EXERCISE DIRECTIONS: Reprint all of the data below exactly as shown and skip every image.

***** SUPPLIED RECORDS *****

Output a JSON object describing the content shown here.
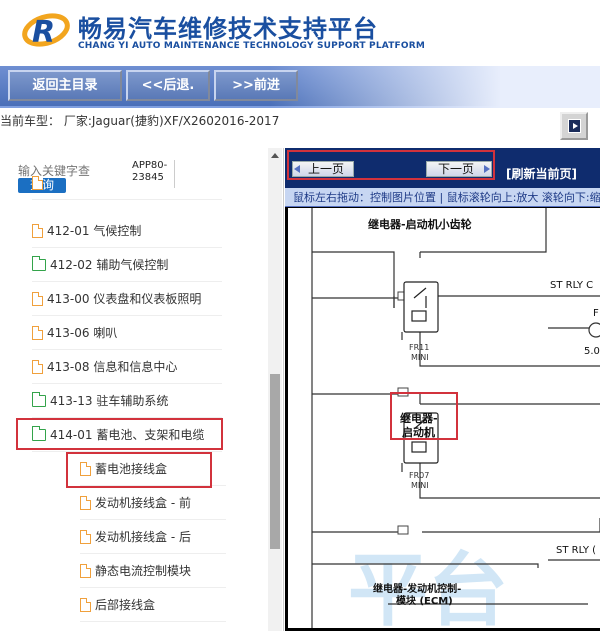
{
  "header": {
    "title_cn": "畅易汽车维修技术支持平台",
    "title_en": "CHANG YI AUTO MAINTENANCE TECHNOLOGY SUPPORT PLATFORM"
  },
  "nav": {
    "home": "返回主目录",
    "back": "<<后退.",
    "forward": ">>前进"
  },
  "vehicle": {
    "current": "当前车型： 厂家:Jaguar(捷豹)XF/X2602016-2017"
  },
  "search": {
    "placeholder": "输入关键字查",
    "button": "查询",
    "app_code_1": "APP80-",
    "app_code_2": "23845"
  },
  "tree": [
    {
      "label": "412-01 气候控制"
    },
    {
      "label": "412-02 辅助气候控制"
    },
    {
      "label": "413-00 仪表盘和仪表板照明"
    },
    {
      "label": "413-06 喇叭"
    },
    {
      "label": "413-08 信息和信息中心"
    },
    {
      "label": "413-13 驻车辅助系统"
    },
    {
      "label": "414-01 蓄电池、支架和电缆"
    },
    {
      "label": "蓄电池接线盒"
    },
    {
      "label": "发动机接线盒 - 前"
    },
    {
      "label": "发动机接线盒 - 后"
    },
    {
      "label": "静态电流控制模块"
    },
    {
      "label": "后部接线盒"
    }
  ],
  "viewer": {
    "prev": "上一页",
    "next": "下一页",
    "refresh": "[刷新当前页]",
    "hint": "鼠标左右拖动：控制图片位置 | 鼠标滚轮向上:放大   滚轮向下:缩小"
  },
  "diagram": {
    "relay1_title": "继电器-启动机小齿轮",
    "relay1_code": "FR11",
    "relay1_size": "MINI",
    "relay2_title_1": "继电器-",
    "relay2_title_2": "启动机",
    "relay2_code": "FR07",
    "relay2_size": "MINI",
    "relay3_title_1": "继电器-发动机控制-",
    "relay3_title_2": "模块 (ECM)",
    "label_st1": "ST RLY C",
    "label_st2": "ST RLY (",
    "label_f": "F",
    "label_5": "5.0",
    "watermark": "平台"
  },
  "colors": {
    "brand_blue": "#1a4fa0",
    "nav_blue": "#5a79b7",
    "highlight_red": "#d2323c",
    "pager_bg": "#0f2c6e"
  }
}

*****

THE COMPLETED TASK:
Output a JSON object describing the content shown here.
{
  "header": {
    "title_cn": "畅易汽车维修技术支持平台",
    "title_en": "CHANG YI AUTO MAINTENANCE TECHNOLOGY SUPPORT PLATFORM"
  },
  "nav": {
    "home": "返回主目录",
    "back": "<<后退.",
    "forward": ">>前进"
  },
  "vehicle": {
    "current": "当前车型： 厂家:Jaguar(捷豹)XF/X2602016-2017"
  },
  "search": {
    "placeholder": "输入关键字查",
    "button": "查询",
    "app_code_1": "APP80-",
    "app_code_2": "23845"
  },
  "tree": [
    {
      "label": "412-01 气候控制"
    },
    {
      "label": "412-02 辅助气候控制"
    },
    {
      "label": "413-00 仪表盘和仪表板照明"
    },
    {
      "label": "413-06 喇叭"
    },
    {
      "label": "413-08 信息和信息中心"
    },
    {
      "label": "413-13 驻车辅助系统"
    },
    {
      "label": "414-01 蓄电池、支架和电缆"
    },
    {
      "label": "蓄电池接线盒"
    },
    {
      "label": "发动机接线盒 - 前"
    },
    {
      "label": "发动机接线盒 - 后"
    },
    {
      "label": "静态电流控制模块"
    },
    {
      "label": "后部接线盒"
    }
  ],
  "viewer": {
    "prev": "上一页",
    "next": "下一页",
    "refresh": "[刷新当前页]",
    "hint": "鼠标左右拖动：控制图片位置 | 鼠标滚轮向上:放大   滚轮向下:缩小"
  },
  "diagram": {
    "relay1_title": "继电器-启动机小齿轮",
    "relay1_code": "FR11",
    "relay1_size": "MINI",
    "relay2_title_1": "继电器-",
    "relay2_title_2": "启动机",
    "relay2_code": "FR07",
    "relay2_size": "MINI",
    "relay3_title_1": "继电器-发动机控制-",
    "relay3_title_2": "模块 (ECM)",
    "label_st1": "ST RLY C",
    "label_st2": "ST RLY (",
    "label_f": "F",
    "label_5": "5.0",
    "watermark": "平台"
  },
  "colors": {
    "brand_blue": "#1a4fa0",
    "nav_blue": "#5a79b7",
    "highlight_red": "#d2323c",
    "pager_bg": "#0f2c6e"
  }
}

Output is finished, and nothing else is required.